Paris cheese shops Site Home- What's New? -Feedback-About Jack-  Travel/Art Links



Paris eat, drink, sleep

Paris-Cheese shops

Paris Visit Page


Restaurants 01-09th arr

Restaurants 10th -20th arr

Hotels 01st-09th arr

Hotels 10th-20th arr

Low budget hotels

Charm hotels

New restaurant discoveries


Cheese shops


Jazz and discos


Paris cultural nights


my kind of restaurants in the year 2002


15 Euros menu bargains

Lunch for less than 12 Euros

Japanese restaurants

Exotic restaurant

Vegetarian restaurants

Tables d'hote

Dining along the water

Annexes of starred restaurants

Paris dining experience

Italian pizza and more refined restaurants

Baguette, cheese and wine belong to the image of France like the gauloises cigarettes or the Citroen car. The image of the
"mustached "Frenchman, with the alpine "beret" walking down the street with his two baguettes under his arm, is one of the most loved clichés in all foreign countries. Of course, baguette and fromage are two VERY important elements of every meal in France. And to meet the budget of the less fortunate, the price of the "baguette" is legally fixed. A good baguette has to be crispy, to too white and NEVER out of the deep freeze.

Wine , you can get everywhere in Paris. every arrondissement has branch shop of the Nicolas chain , where you can buy all sorts of wines to all sorts of prices. The main branch is on the place de la Madeleine. But it is much more fun to shop if you get the advice of wine experts. Take the wine cellar shop "Caves Taillevent". A real "oenologue" (wine expert) tells you all you want to know about wine, tasting, colors and even how to look at wine. By the way, Paris has also its vineyards, even if it doesn't look that way. In the city limits of the 20 arrondissements you have six small vineyards. the most famous is the one in Montmartre. 700 vine plants grow in the park George Brassens, Another 15 in the rue Blanche, belonging to the 7th company of firemen. An infant school in the rue de Vilette has three vine plants of the Pinot noir family. And every year, the bistro owner Jacques Melac assembles, together with his group of "Parisian wine farmers" a part of the wine harvest. Everybody is entitled to participate, even if he has only one wine plant in his garden or balcony. And every year Jacques Melac fills 800 bottles . Half of it goes to the "proud" wine harvesters, the other half is sold. In 1993 a bottle was at the price of 600 FF!! Alain Dominique Perrin, president of the Cartier concern paid 11.500 FF for a Jeroboam of 1992.

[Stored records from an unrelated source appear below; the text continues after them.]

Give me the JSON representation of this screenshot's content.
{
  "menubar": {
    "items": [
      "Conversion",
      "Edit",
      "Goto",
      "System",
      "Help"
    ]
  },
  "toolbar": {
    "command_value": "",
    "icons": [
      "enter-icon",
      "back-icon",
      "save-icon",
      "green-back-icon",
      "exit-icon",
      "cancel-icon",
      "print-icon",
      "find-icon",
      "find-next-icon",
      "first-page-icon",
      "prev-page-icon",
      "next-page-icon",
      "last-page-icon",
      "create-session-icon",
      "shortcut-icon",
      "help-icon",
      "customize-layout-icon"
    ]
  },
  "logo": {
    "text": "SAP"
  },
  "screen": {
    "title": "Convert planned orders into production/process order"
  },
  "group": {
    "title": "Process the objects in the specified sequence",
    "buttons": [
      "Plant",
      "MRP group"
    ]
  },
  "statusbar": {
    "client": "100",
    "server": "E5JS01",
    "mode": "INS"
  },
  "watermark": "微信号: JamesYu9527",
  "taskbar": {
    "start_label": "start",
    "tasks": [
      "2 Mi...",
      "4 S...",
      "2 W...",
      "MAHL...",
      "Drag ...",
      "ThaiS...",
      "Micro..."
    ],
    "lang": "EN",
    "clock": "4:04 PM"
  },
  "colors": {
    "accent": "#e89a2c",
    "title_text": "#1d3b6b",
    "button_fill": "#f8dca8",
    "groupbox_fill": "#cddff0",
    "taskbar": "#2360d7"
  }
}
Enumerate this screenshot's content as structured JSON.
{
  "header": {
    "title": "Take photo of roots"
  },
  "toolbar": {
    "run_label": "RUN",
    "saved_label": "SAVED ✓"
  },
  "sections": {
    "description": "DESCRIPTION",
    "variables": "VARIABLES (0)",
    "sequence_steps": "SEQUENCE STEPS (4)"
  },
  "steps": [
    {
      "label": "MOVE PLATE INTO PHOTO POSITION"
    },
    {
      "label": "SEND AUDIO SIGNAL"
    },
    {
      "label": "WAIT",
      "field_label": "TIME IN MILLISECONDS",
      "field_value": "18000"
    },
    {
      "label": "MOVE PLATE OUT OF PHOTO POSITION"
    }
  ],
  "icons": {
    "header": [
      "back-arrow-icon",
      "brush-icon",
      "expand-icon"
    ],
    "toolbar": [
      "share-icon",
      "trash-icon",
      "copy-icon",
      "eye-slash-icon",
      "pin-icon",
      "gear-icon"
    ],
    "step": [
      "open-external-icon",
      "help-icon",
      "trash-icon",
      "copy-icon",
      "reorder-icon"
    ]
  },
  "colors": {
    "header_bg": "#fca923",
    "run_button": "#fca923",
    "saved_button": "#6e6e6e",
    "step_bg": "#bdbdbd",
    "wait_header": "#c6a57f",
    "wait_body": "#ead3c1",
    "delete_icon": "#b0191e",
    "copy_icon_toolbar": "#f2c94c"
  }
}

But how does Parisian wine taste? Patron Melac answered clearly and without any second thought: "Paris is the most beautiful city in the world, So the wine is the best there is to find...."

And what about the cheese?  There are more than 300 sorts of cheese in France. Everybody knows Camembert, Brie, Munster and Roquefort. Less popular are Ossau-Iraty, Pouligny-Saint-Pierre and Persillé des Aravis. And those who assimilate French cheese to the plastic wrapped packages in the supermarkets, have surely never been in a REAL FRENCH FROMAGERIE!!. In the best ones only raw milk is used as base material and the cheese is thoroughly "matured". Cheeses like that have to "float" and smell.  The cheese merchant is often himself an "affineur", the one who ripens and matures the cheese. He buys the selected sorts of peasants of all over France and leaves the noble "stinkers" in his own cellars the time it needs to mature and meet his severe standards of quality. Only if all these conditions will be fulfilled, the connoisseurs of the capital and abroad will approve the bizarre, not tasty but true word of the famous gastronome Brillat-Savarin:" A meal without cheese is like a beautiful woman missing one eye...."